“Jawaharlal Nehru Port Trust (JNPT, at Navi Mumbai) would take 60 per cent equity in the Indian company to be formed for developing the Chabahar port in southeastern Iran.” (Business Standard, "JNPT to take 60% equity in Iran port project," 12/15/2014)

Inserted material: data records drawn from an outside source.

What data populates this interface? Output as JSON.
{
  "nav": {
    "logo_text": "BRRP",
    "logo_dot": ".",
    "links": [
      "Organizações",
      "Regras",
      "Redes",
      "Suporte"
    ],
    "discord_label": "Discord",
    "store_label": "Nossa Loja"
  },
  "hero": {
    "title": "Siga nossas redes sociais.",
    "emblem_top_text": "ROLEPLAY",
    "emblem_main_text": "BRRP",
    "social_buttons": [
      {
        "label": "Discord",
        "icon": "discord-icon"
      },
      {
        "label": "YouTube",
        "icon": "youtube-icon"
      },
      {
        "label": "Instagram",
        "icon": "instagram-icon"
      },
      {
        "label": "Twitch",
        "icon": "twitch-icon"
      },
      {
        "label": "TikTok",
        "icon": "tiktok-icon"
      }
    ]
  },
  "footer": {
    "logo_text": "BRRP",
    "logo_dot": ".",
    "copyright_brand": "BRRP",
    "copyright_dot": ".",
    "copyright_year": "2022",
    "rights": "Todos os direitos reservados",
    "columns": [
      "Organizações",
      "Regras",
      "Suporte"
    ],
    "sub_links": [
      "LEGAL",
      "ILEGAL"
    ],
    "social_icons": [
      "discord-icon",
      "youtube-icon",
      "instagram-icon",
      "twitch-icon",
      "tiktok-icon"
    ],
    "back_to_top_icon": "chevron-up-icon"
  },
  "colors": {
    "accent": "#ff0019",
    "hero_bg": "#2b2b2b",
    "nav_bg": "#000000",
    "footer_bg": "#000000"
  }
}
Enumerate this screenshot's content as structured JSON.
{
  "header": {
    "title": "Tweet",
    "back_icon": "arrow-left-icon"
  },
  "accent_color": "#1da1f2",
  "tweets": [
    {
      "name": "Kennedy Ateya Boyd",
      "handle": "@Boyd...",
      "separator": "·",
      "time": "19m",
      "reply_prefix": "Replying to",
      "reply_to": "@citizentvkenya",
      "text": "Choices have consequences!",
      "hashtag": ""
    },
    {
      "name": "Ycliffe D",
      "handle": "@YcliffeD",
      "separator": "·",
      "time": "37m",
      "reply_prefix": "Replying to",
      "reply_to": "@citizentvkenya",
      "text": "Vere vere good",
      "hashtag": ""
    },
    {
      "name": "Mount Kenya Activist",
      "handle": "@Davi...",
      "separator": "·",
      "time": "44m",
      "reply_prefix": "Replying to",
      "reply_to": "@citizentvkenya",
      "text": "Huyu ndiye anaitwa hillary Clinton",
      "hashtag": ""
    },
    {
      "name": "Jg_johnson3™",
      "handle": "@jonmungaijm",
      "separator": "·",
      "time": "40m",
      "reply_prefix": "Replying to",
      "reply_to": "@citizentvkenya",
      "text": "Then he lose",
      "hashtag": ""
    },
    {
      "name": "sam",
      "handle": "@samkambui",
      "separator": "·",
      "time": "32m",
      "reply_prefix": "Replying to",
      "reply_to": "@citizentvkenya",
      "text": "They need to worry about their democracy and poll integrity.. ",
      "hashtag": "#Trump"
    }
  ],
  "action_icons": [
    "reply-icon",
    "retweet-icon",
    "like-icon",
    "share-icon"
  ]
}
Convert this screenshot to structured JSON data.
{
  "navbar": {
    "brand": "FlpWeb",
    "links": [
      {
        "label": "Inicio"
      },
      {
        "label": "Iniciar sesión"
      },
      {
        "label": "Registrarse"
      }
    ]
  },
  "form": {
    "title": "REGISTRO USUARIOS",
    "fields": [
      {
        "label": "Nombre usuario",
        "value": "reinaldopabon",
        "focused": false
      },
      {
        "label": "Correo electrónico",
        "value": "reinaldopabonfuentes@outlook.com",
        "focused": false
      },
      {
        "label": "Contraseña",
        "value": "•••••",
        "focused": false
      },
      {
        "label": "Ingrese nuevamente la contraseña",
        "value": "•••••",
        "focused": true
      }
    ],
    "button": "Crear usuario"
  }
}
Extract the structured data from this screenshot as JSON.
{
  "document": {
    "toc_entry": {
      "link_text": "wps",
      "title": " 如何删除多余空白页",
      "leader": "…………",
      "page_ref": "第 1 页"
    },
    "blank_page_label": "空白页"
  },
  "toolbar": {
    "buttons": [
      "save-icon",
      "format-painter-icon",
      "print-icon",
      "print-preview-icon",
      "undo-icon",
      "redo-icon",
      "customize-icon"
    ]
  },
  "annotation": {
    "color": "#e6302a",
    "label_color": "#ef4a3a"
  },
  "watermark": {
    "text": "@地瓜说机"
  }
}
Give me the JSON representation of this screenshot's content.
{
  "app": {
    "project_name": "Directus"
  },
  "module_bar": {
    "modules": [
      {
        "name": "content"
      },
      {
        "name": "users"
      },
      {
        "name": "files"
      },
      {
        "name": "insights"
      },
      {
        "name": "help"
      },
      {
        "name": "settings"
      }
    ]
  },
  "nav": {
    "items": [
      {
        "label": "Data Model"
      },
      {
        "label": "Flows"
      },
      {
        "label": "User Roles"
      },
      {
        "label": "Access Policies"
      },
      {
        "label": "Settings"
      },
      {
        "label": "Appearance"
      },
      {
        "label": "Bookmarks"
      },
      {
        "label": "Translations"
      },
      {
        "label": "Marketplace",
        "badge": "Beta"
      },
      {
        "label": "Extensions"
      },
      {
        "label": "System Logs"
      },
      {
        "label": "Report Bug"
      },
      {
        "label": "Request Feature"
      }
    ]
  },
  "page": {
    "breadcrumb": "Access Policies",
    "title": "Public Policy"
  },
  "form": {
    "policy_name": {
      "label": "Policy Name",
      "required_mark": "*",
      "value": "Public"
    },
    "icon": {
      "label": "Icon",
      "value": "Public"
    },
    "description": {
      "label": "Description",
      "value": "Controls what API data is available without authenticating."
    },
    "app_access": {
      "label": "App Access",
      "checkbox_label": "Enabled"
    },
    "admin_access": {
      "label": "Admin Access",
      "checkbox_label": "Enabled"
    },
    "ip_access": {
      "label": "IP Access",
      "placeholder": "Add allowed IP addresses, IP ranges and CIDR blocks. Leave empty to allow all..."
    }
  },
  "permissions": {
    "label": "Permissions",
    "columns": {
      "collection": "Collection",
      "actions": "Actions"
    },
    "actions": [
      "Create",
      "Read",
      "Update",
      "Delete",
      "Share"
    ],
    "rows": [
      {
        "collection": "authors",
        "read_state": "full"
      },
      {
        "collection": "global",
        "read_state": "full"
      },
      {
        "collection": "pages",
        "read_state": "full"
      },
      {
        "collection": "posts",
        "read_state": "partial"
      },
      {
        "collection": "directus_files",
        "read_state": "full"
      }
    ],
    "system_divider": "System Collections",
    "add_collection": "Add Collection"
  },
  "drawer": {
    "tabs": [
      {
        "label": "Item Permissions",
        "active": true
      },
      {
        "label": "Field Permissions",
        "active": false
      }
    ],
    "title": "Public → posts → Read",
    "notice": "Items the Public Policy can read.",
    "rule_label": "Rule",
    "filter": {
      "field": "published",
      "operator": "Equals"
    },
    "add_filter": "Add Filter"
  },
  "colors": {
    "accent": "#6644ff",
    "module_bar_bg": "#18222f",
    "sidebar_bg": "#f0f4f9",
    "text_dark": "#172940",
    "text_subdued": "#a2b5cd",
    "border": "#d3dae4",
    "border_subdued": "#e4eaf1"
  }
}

"India is sending a team to Iran to speed up work on a port that will provide access to resource-rich Central Asia and Afghanistan, officials said, moving quickly to take advantage of a thaw in Iran's relations with the West. The port of Chabahar in southeast Iran is central to India's efforts to circumvent Pakistan and open up a route to landlocked Afghanistan where it has developed close security ties and economic interests. The port, which India is partly financing, will also be another gateway to Iran itself for Indian commerce…The Indian ministry official said while India's involvement in the port development was not strictly under the international sanctions that had been imposed on Iran, any improvement in Iran's ties with the West would build confidence in the project. 'The Geneva agreement certainly opens up the space to pursue this at greater pace.' India has committed $100 million to upgrading facilities at the port after spending $100 million on building a 220-km (140-mile) road in a dangerous stretch of western Afghanistan to link up with Chabahar…A team from the state-run Jawaharlal Nehru Port Trust which manages India's largest container port near Mumbai and the Kandla Port Trust will travel to Chabahar in the next few weeks and stay a month for a technical and commercial assessment. 'We have an opportunity here, the port has a strategic location,' said an official at the Jawaharlal Nehru Port Trust. 'But we also need to see the viability. There are not many ships going there at the moment. We have to make projections about traffic, revenue.' The port has the capacity to handle 2.5 million tonnes a year, which Iran would like to increase to 12.5 million tonnes. Iran has made the area adjacent to Chabahar town a free trade zone in the hope of spurring growth in its poor southeast. The Indian operators plan to set up a special mechanism to finance part of the port's infrastructure and they want the Iranians to give it long-term rights to operate it." (Reuters, "India accelerates Iranian port project after US-Iran thaw," 11/29/13)